1,245
Perhaps NR should use this positively and sell recordings of passing freight trains to parents desperately trying to get their children out of bed!
 

jimm

Established Member
Joined
6 Apr 2012
Messages
5,045
I’ve just googled Layla Moran. What an absolute shock to find out that she’s an MP for the Liberals... I’d never have guessed.
Really? Well her predecessor as MP for Oxford West and Abingdon wasn't a Liberal Democrat, and also had plenty to say on the subject of noise and trains through Wolvercote. Part of an MP's job (and councillors) is speak up about concerns that constituents' raise with them.

Would you have guessed Nicola Blackwood was a Conservative - or Labour, Green, UKIP or anything else - on the basis of anything said below?

http://www.nicolablackwood.com/keeping-up-the-pressure-on-rail-noise/

http://www.nicolablackwood.com/more-trains-less-noise/

http://www.nicolablackwood.com/nicola-pushes-for-commitment-on-silent-rail/

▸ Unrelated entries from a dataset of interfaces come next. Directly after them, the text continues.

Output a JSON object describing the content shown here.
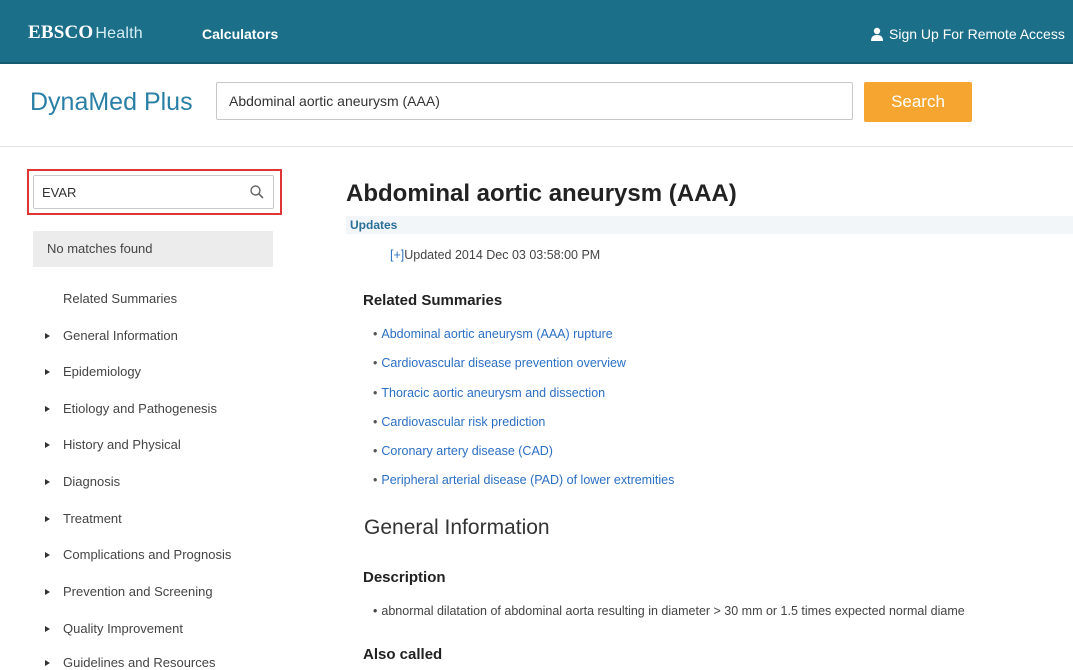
{
  "header": {
    "brand_main": "EBSCO",
    "brand_sub": "Health",
    "calculators": "Calculators",
    "remote_access": "Sign Up For Remote Access"
  },
  "search": {
    "logo": "DynaMed Plus",
    "query": "Abdominal aortic aneurysm (AAA)",
    "button": "Search"
  },
  "sidebar": {
    "search_value": "EVAR",
    "no_matches": "No matches found",
    "related_summaries": "Related Summaries",
    "items": [
      "General Information",
      "Epidemiology",
      "Etiology and Pathogenesis",
      "History and Physical",
      "Diagnosis",
      "Treatment",
      "Complications and Prognosis",
      "Prevention and Screening",
      "Quality Improvement",
      "Guidelines and Resources"
    ]
  },
  "content": {
    "title": "Abdominal aortic aneurysm (AAA)",
    "updates_label": "Updates",
    "update_toggle": "[+]",
    "update_text": "Updated 2014 Dec 03 03:58:00 PM",
    "related_heading": "Related Summaries",
    "related_links": [
      "Abdominal aortic aneurysm (AAA) rupture",
      "Cardiovascular disease prevention overview",
      "Thoracic aortic aneurysm and dissection",
      "Cardiovascular risk prediction",
      "Coronary artery disease (CAD)",
      "Peripheral arterial disease (PAD) of lower extremities"
    ],
    "general_info_heading": "General Information",
    "description_heading": "Description",
    "description_bullet": "abnormal dilatation of abdominal aorta resulting in diameter > 30 mm or 1.5 times expected normal diame",
    "also_called_heading": "Also called"
  },
  "colors": {
    "topbar": "#1b6f89",
    "search_button": "#f6a630",
    "link": "#2a6fc4",
    "highlight_border": "#e03535"
  },
  "icons": {
    "user": "user-icon",
    "search": "magnifier-icon",
    "bullet": "triangle-right-icon"
  }
}
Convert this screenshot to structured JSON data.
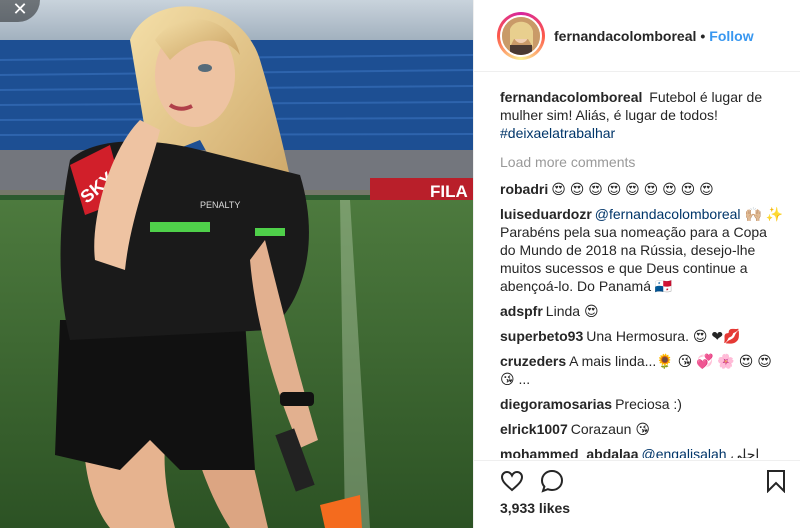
{
  "post": {
    "username": "fernandacolomboreal",
    "follow_label": "Follow",
    "separator": "•"
  },
  "caption": {
    "username": "fernandacolomboreal",
    "text": "Futebol é lugar de mulher sim! Aliás, é lugar de todos!",
    "hashtag": "#deixaelatrabalhar"
  },
  "load_more_label": "Load more comments",
  "comments": [
    {
      "user": "robadri",
      "text": "😍 😍 😍 😍 😍 😍 😍 😍 😍",
      "mention": "",
      "after": ""
    },
    {
      "user": "luiseduardozr",
      "text": "",
      "mention": "@fernandacolomboreal",
      "after": "🙌🏼 ✨  Parabéns pela sua nomeação para a Copa do Mundo de 2018 na Rússia, desejo-lhe muitos sucessos e que Deus continue a abençoá-lo. Do Panamá 🇵🇦"
    },
    {
      "user": "adspfr",
      "text": "Linda 😍",
      "mention": "",
      "after": ""
    },
    {
      "user": "superbeto93",
      "text": "Una Hermosura. 😍 ❤💋",
      "mention": "",
      "after": ""
    },
    {
      "user": "cruzeders",
      "text": "A mais linda...🌻 😘 💞 🌸 😍 😍 😘 ...",
      "mention": "",
      "after": ""
    },
    {
      "user": "diegoramosarias",
      "text": "Preciosa :)",
      "mention": "",
      "after": ""
    },
    {
      "user": "elrick1007",
      "text": "Corazaun 😘",
      "mention": "",
      "after": ""
    },
    {
      "user": "mohammed_abdalaa",
      "text": "",
      "mention": "@engalisalah",
      "after": "احلى"
    }
  ],
  "actions": {
    "like_icon": "heart-icon",
    "comment_icon": "comment-icon",
    "save_icon": "bookmark-icon"
  },
  "likes_label": "3,933 likes",
  "photo": {
    "close_glyph": "✕",
    "shirt_sponsor": "SKY",
    "shirt_brand": "PENALTY",
    "board_text": "FILA"
  },
  "colors": {
    "follow": "#3897f0",
    "link": "#003569",
    "muted": "#999999"
  }
}
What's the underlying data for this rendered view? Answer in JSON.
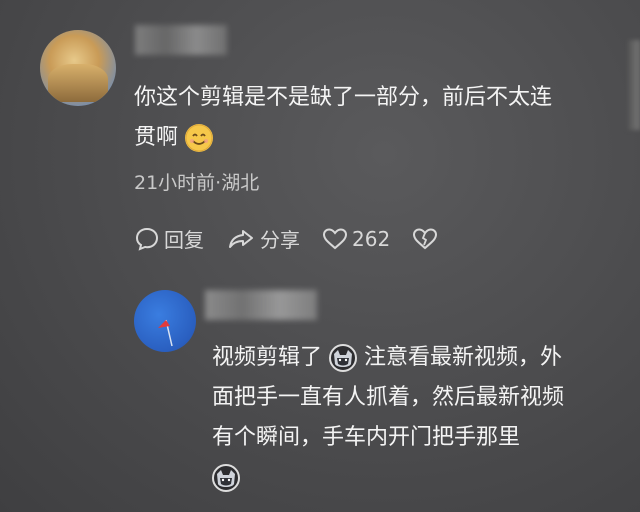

http://www.nicolablackwood.com/nicola-pushes-for-commitment-on-silent-rail/

http://www.nicolablackwood.com/public-meeting-with-rail-minister-and-network-rail/

http://www.oxfordmail.co.uk/news/14...ork_Rail_silent_track_claims_in_North_Oxford/
 

shredder1

Established Member
Joined
23 Nov 2016
Messages
1,986
Location
North Manchester
Lovely post.

The sound of shunting and wagons crashing into each other as trains are marshalled is one I shall never forget.
Thank you, yes great memories of unbraked freight, my playground was Newton Heath loco sheds, we`d run to the shops for drivers and firemen and in return they give us rides down to the turntable on footplates.
 

aformeruser

Veteran Member
Joined
23 Jan 2009
Messages
30,637
No, you don't, not unless you can prove beyond reasonable challenge that your health or the fabric of property or the undertaking of your lawful business has been materially affected. The lawful business of Network Rail is operating a Railway.
As I already clarified in another post I said you've got a right to complain, not you're automatically entitled to compensation. Saying people don't have the right to complain is effectively the same as saying people should do what dictators tell them to do.

As someone who lives under the flight path for the newish second runway at Manchester Airport I'm well aware of how difficult it can be for people to prove it's having a direct impact. For instance, those who purchased their house before plans for a second runway were approved didn't have a up-to-date value of their house prior to the second runway opening and as house prices have increased anyway the challenge wasn't to prove the opening of the second runway had caused your property to decrease in value but that the increase in value was lower than it would have been had the second runway not been built. Originally the airport drew a line on a map and said those the right side of the line would get compensation - the line meant one terrace house wasn't entitled to compensation but their next door neighbour was!

Likewise if you have a sleep problem which gets worse, how do you prove it wouldn't have got worse even without the overnight noise pollution?
 

The_Engineer

Member
Joined
24 Mar 2018
Messages
524
Is it a case of:

Step 1 - Family buys house next to railway line
Step 2 - Family complains about said railway line generating noise?
Sadly, all too common. Often they say that they didn't realise trains run all night, or they didn't see any when they looked around the house...... Goes under the same heading as person buys house in countryside, complains that countryside smells......
 

muddythefish

On Moderation
Joined
13 May 2014
Messages
1,430
Thank you, yes great memories of unbraked freight, my playground was Newton Heath loco sheds, we`d run to the shops for drivers and firemen and in return they give us rides down to the turntable on footplates.
Can you imagine that now ? The drivers would lose their jobs.

Life was much more fun in t' olden days
 

shredder1

Established Member
Joined
23 Nov 2016
Messages
1,986
Location
North Manchester
Can you imagine that now ? The drivers would lose their jobs.

Life was much more fun in t' olden days

Yes indeed things have changed so much in the UK and not always for the better, mind you I went to a school full of asbestos, clung on to moving coal trains and smoked dope and dropped acid in the 60`s, and did a ton 20 on motorbikes without crash helmets, survived the lot, (just)
 

Top